+++ DATA RECORDS

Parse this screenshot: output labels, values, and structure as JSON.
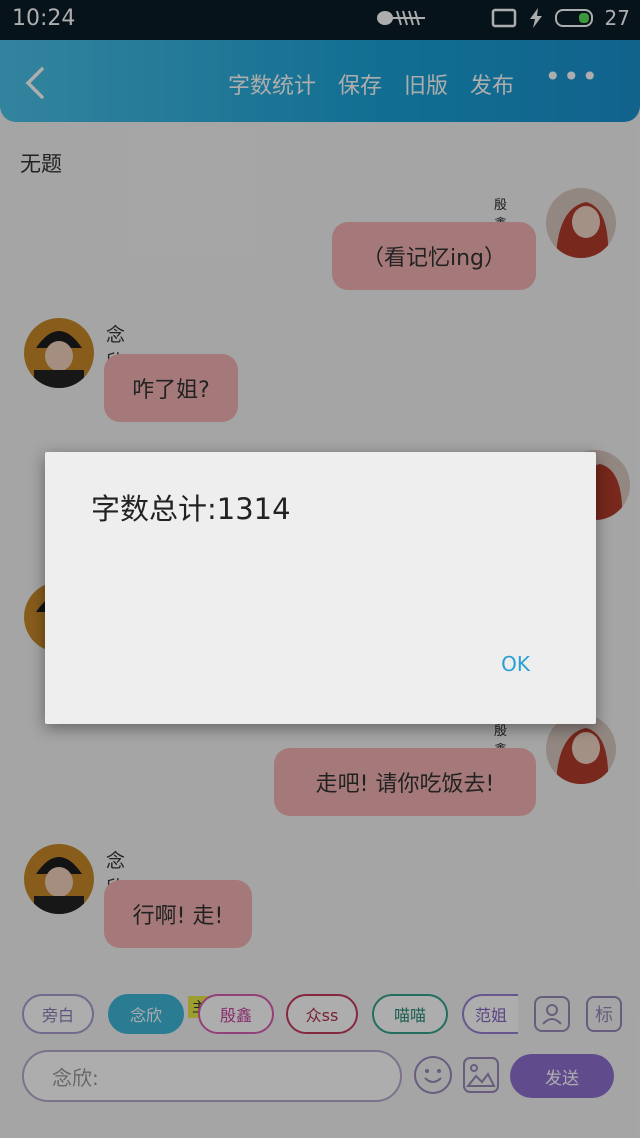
{
  "status_bar": {
    "time": "10:24",
    "battery": "27"
  },
  "header": {
    "menu": [
      "字数统计",
      "保存",
      "旧版",
      "发布"
    ],
    "more": "•••"
  },
  "doc_title": "无题",
  "messages": [
    {
      "side": "right",
      "name": "殷鑫",
      "text": "（看记忆ing）"
    },
    {
      "side": "left",
      "name": "念欣",
      "text": "咋了姐?"
    },
    {
      "side": "right",
      "name": "殷鑫",
      "text": "走吧! 请你吃饭去!"
    },
    {
      "side": "left",
      "name": "念欣",
      "text": "行啊! 走!"
    }
  ],
  "chips": [
    {
      "label": "旁白",
      "color": "#a99bcf"
    },
    {
      "label": "念欣",
      "color": "#3fb7d8"
    },
    {
      "label": "殷鑫",
      "color": "#d95fb3"
    },
    {
      "label": "众ss",
      "color": "#c23b5c"
    },
    {
      "label": "喵喵",
      "color": "#33a38c"
    },
    {
      "label": "范姐",
      "color": "#9a7fd6"
    }
  ],
  "host_badge": "主",
  "biao_label": "标",
  "input": {
    "placeholder": "念欣:"
  },
  "send_label": "发送",
  "dialog": {
    "message": "字数总计:1314",
    "ok_label": "OK"
  }
}
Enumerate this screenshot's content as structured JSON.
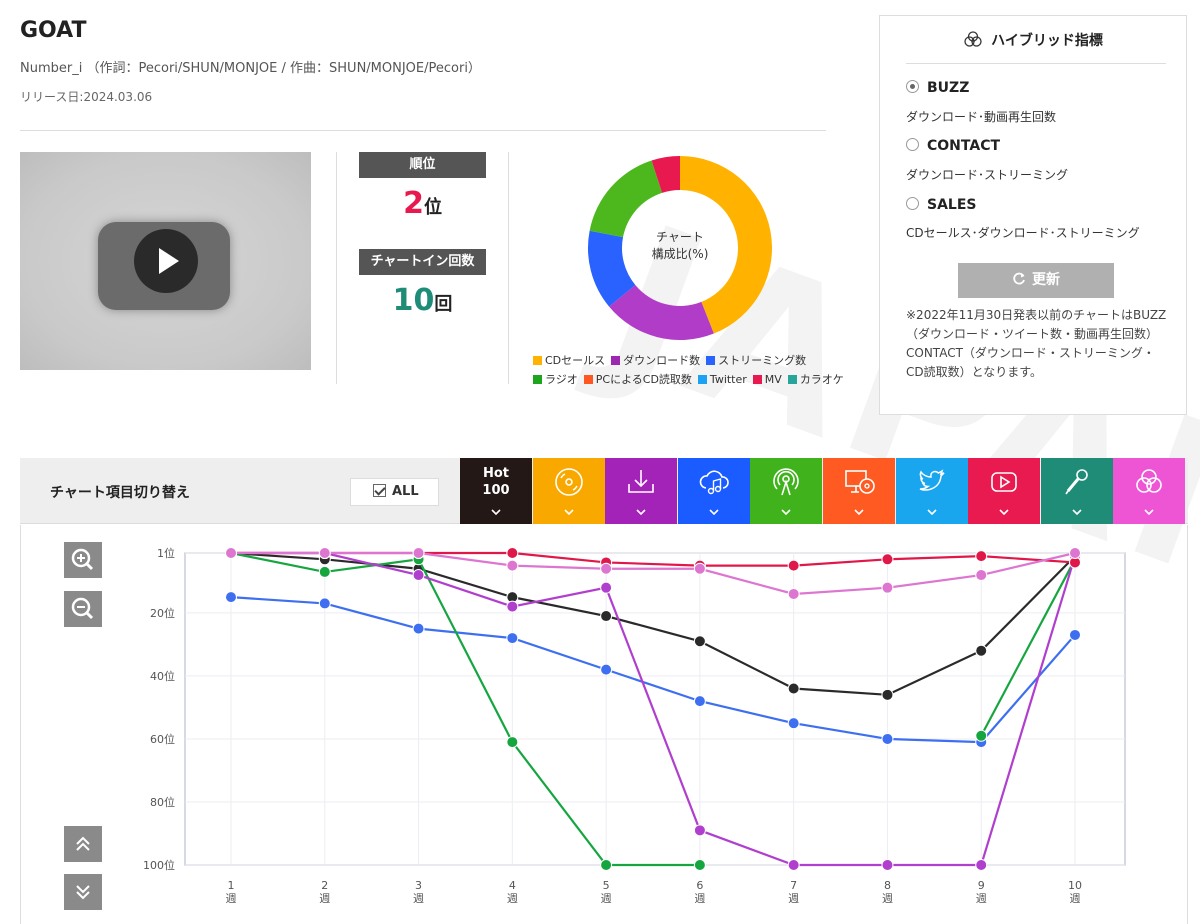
{
  "song": {
    "title": "GOAT",
    "artist_credit": "Number_i （作詞：Pecori/SHUN/MONJOE / 作曲：SHUN/MONJOE/Pecori）",
    "release": "リリース日:2024.03.06"
  },
  "stats": {
    "rank_label": "順位",
    "rank_value": "2",
    "rank_unit": "位",
    "chartin_label": "チャートイン回数",
    "chartin_value": "10",
    "chartin_unit": "回"
  },
  "donut": {
    "center_line1": "チャート",
    "center_line2": "構成比(%)",
    "segments": [
      {
        "name": "CDセールス",
        "value": 44,
        "color": "#ffb300"
      },
      {
        "name": "ダウンロード数",
        "value": 20,
        "color": "#b03cc8"
      },
      {
        "name": "ストリーミング数",
        "value": 14,
        "color": "#2962ff"
      },
      {
        "name": "ラジオ",
        "value": 17,
        "color": "#4cb81e"
      },
      {
        "name": "MV",
        "value": 5,
        "color": "#e8194f"
      }
    ],
    "legend": [
      {
        "label": "CDセールス",
        "color": "#ffb300"
      },
      {
        "label": "ダウンロード数",
        "color": "#9c27b0"
      },
      {
        "label": "ストリーミング数",
        "color": "#2962ff"
      },
      {
        "label": "ラジオ",
        "color": "#1ea51e"
      },
      {
        "label": "PCによるCD読取数",
        "color": "#ff5722"
      },
      {
        "label": "Twitter",
        "color": "#1da1f2"
      },
      {
        "label": "MV",
        "color": "#e8194f"
      },
      {
        "label": "カラオケ",
        "color": "#26a69a"
      }
    ]
  },
  "hybrid": {
    "title": "ハイブリッド指標",
    "options": [
      {
        "label": "BUZZ",
        "desc": "ダウンロード･動画再生回数",
        "selected": true
      },
      {
        "label": "CONTACT",
        "desc": "ダウンロード･ストリーミング",
        "selected": false
      },
      {
        "label": "SALES",
        "desc": "CDセールス･ダウンロード･ストリーミング",
        "selected": false
      }
    ],
    "refresh_label": "更新",
    "note": "※2022年11月30日発表以前のチャートはBUZZ（ダウンロード・ツイート数・動画再生回数）CONTACT（ダウンロード・ストリーミング・CD読取数）となります。"
  },
  "chart_toggle": {
    "title": "チャート項目切り替え",
    "all_label": "ALL",
    "hot_line1": "Hot",
    "hot_line2": "100",
    "tabs": [
      {
        "icon": "hot100-icon",
        "color": "#231815"
      },
      {
        "icon": "cd-icon",
        "color": "#f9a800"
      },
      {
        "icon": "download-icon",
        "color": "#a322b8"
      },
      {
        "icon": "streaming-icon",
        "color": "#1a5cff"
      },
      {
        "icon": "radio-icon",
        "color": "#3fb21c"
      },
      {
        "icon": "pc-cd-icon",
        "color": "#ff5a22"
      },
      {
        "icon": "twitter-icon",
        "color": "#1aa6ee"
      },
      {
        "icon": "youtube-icon",
        "color": "#e81a4f"
      },
      {
        "icon": "karaoke-icon",
        "color": "#1f8c78"
      },
      {
        "icon": "hybrid-icon",
        "color": "#ee55d4"
      }
    ]
  },
  "chart_data": {
    "type": "line",
    "x": [
      "1\n週",
      "2\n週",
      "3\n週",
      "4\n週",
      "5\n週",
      "6\n週",
      "7\n週",
      "8\n週",
      "9\n週",
      "10\n週"
    ],
    "ylim": [
      1,
      100
    ],
    "y_inverted": true,
    "yticks": [
      "1位",
      "20位",
      "40位",
      "60位",
      "80位",
      "100位"
    ],
    "ytick_values": [
      1,
      20,
      40,
      60,
      80,
      100
    ],
    "grid": true,
    "series": [
      {
        "color": "#2a2a2a",
        "values": [
          1,
          3,
          6,
          15,
          21,
          29,
          44,
          46,
          32,
          2
        ]
      },
      {
        "color": "#3d6ff0",
        "values": [
          15,
          17,
          25,
          28,
          38,
          48,
          55,
          60,
          61,
          27
        ]
      },
      {
        "color": "#16a640",
        "values": [
          1,
          7,
          3,
          61,
          100,
          100,
          null,
          null,
          59,
          3
        ]
      },
      {
        "color": "#b13fce",
        "values": [
          1,
          1,
          8,
          18,
          12,
          89,
          100,
          100,
          100,
          2
        ]
      },
      {
        "color": "#e0184a",
        "values": [
          1,
          1,
          1,
          1,
          4,
          5,
          5,
          3,
          2,
          4
        ]
      },
      {
        "color": "#dd76d0",
        "values": [
          1,
          1,
          1,
          5,
          6,
          6,
          14,
          12,
          8,
          1
        ]
      }
    ]
  }
}
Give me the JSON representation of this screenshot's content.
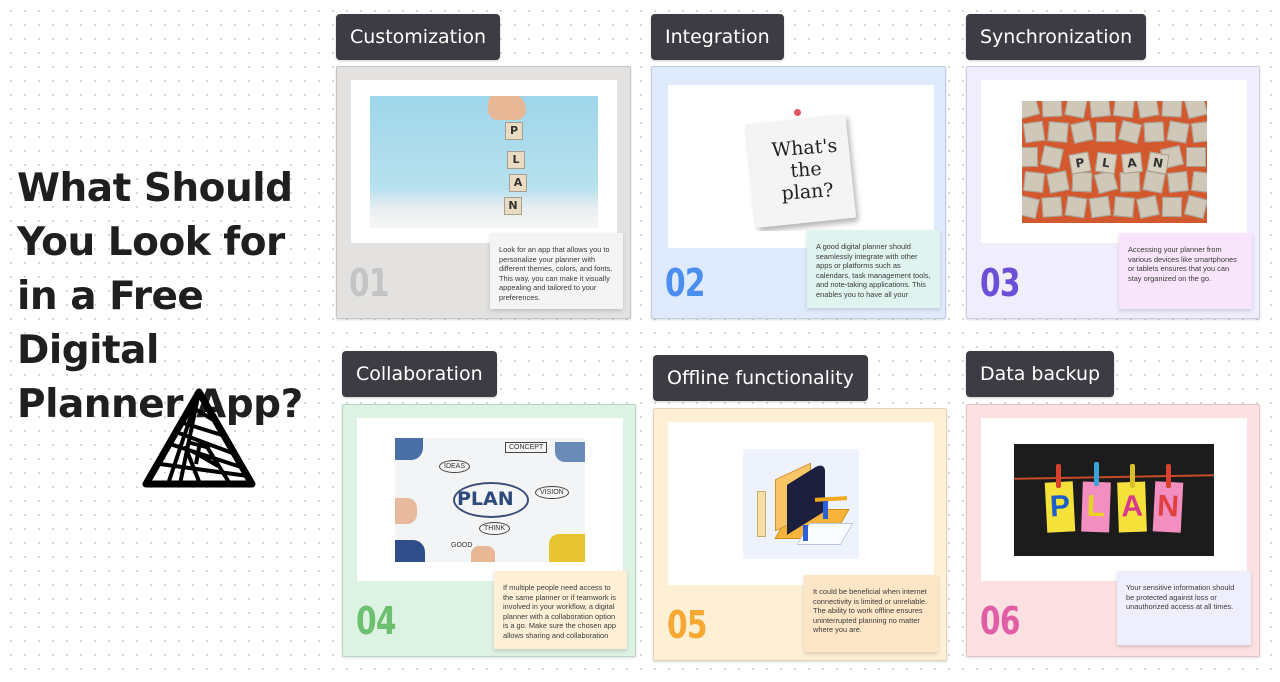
{
  "title": "What Should You Look for in a Free Digital Planner App?",
  "logo": "triangle-spiral-logo",
  "cards": [
    {
      "number": "01",
      "label": "Customization",
      "description": "Look for an app that allows you to personalize your planner with different themes, colors, and fonts. This way, you can make it visually appealing and tailored to your preferences.",
      "image": "hand-placing-plan-letter-blocks",
      "image_text": [
        "P",
        "L",
        "A",
        "N"
      ],
      "colors": {
        "card_bg": "#e3e2e0",
        "border": "#c7c6c4",
        "number": "#c4c4c4",
        "note_bg": "#f4f4f4"
      }
    },
    {
      "number": "02",
      "label": "Integration",
      "description": "A good digital planner should seamlessly integrate with other apps or platforms such as calendars, task management tools, and note-taking applications. This enables you to have all your",
      "image": "whats-the-plan-pinned-note",
      "image_text": [
        "What's",
        "the",
        "plan?"
      ],
      "colors": {
        "card_bg": "#dfeafd",
        "border": "#bfcde4",
        "number": "#4a8ef0",
        "note_bg": "#dff3ef"
      }
    },
    {
      "number": "03",
      "label": "Synchronization",
      "description": "Accessing your planner from various devices like smartphones or tablets ensures that you can stay organized on the go.",
      "image": "wooden-tiles-spelling-plan",
      "image_text": [
        "P",
        "L",
        "A",
        "N"
      ],
      "colors": {
        "card_bg": "#f0eefc",
        "border": "#cfcce0",
        "number": "#6b4fd6",
        "note_bg": "#f8e5fb"
      }
    },
    {
      "number": "04",
      "label": "Collaboration",
      "description": "If multiple people need access to the same planner or if teamwork is involved in your workflow, a digital planner with a collaboration option is a go. Make sure the chosen app allows sharing and collaboration",
      "image": "team-brainstorm-plan-sketch",
      "image_text": [
        "PLAN",
        "IDEAS",
        "VISION",
        "THINK",
        "GOOD",
        "CONCEPT"
      ],
      "colors": {
        "card_bg": "#ddf2e3",
        "border": "#b9d6c1",
        "number": "#6cc06f",
        "note_bg": "#fdf0d7"
      }
    },
    {
      "number": "05",
      "label": "Offline functionality",
      "description": "It could be beneficial when internet connectivity is limited or unreliable. The ability to work offline ensures uninterrupted planning no matter where you are.",
      "image": "folder-calendar-illustration",
      "image_text": [],
      "colors": {
        "card_bg": "#fdf0d5",
        "border": "#e2d2b0",
        "number": "#f7a833",
        "note_bg": "#fde6c6"
      }
    },
    {
      "number": "06",
      "label": "Data backup",
      "description": "Your sensitive information should be protected against loss or unauthorized access at all times.",
      "image": "plan-notes-clothespins",
      "image_text": [
        "P",
        "L",
        "A",
        "N"
      ],
      "colors": {
        "card_bg": "#fde0e2",
        "border": "#e6c2c5",
        "number": "#e05ea5",
        "note_bg": "#efeefc"
      }
    }
  ]
}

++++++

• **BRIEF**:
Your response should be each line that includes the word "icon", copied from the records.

• **RESULT OF THE EXERCISE**:
        "icon": "hot100-icon",
        "icon": "cd-icon",
        "icon": "download-icon",
        "icon": "streaming-icon",
        "icon": "radio-icon",
        "icon": "pc-cd-icon",
        "icon": "twitter-icon",
        "icon": "youtube-icon",
        "icon": "karaoke-icon",
        "icon": "hybrid-icon",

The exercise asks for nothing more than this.